## WHAT IS REQUIRED
In the records, find each line where "your" occurs, and copy it.

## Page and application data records

*** Block opens ***

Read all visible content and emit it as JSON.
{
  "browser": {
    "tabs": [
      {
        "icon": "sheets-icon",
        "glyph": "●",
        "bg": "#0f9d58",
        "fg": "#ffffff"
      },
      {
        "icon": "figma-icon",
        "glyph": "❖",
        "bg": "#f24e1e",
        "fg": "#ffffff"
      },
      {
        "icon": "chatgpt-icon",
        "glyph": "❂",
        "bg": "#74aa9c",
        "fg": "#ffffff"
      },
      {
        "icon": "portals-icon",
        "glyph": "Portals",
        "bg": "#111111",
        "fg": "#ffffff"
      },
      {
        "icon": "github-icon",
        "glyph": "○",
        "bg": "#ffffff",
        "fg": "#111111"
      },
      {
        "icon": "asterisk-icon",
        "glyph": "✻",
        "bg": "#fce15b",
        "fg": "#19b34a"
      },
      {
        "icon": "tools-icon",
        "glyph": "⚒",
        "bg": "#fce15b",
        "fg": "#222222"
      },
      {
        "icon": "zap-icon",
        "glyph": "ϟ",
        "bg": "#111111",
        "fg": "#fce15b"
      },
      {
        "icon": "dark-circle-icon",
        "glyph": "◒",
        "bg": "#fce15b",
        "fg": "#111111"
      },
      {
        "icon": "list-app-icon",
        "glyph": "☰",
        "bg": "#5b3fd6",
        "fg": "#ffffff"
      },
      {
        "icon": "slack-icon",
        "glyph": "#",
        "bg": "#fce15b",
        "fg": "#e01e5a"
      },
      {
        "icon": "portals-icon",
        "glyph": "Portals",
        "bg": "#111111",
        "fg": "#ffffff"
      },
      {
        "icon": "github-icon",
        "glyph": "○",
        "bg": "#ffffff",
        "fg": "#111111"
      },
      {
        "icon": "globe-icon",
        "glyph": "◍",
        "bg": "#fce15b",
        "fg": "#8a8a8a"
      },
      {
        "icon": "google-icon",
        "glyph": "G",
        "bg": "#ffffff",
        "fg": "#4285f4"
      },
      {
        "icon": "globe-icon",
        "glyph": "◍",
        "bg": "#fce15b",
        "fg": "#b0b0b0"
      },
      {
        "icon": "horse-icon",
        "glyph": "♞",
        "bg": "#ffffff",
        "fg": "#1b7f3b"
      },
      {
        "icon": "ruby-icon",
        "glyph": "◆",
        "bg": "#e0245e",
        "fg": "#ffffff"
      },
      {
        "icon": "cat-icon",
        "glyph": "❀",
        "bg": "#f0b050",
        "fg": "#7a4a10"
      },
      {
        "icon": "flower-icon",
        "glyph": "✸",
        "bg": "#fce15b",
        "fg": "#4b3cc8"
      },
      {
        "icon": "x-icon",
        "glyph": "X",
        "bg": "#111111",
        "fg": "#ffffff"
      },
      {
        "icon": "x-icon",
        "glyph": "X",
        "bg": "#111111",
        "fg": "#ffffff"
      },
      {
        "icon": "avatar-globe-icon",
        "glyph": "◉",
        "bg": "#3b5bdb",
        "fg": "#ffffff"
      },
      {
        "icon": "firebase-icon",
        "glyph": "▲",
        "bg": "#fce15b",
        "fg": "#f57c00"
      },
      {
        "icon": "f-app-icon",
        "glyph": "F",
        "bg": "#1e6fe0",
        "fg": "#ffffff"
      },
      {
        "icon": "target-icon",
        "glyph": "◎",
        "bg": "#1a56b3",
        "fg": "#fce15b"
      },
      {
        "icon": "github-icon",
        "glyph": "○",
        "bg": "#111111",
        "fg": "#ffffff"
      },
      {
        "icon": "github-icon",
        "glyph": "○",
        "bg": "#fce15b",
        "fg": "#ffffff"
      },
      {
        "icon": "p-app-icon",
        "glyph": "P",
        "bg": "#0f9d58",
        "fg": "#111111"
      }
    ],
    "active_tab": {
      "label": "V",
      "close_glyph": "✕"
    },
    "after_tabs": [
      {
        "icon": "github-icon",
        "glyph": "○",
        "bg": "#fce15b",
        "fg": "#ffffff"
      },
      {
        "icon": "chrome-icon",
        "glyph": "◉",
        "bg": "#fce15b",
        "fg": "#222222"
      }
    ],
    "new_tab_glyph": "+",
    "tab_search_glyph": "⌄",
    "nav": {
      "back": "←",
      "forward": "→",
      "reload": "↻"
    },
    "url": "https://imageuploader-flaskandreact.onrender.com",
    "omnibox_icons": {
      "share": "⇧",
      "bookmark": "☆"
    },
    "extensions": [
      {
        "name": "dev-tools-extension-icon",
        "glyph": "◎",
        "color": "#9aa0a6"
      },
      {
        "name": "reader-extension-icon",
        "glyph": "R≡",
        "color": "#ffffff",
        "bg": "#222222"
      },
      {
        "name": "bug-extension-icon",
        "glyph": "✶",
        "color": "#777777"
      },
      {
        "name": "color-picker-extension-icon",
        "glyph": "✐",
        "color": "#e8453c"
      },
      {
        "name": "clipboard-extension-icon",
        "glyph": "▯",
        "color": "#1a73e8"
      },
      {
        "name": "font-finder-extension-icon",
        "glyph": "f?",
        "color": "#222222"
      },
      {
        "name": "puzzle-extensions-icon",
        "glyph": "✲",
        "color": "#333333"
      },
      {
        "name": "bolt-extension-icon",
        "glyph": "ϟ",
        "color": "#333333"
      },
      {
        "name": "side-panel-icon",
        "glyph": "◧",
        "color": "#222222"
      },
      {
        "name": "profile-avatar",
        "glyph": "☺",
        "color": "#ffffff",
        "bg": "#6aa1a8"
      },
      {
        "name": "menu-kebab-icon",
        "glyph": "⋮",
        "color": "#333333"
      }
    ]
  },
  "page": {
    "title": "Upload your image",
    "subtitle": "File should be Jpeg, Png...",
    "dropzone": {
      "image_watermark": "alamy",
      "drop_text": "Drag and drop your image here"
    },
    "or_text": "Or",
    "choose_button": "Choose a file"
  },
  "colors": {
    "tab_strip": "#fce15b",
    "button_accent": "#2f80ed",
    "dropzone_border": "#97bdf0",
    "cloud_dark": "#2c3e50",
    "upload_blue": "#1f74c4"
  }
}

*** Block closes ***

## EXERCISE OUTPUT
    "title": "Upload your image",
      "drop_text": "Drag and drop your image here"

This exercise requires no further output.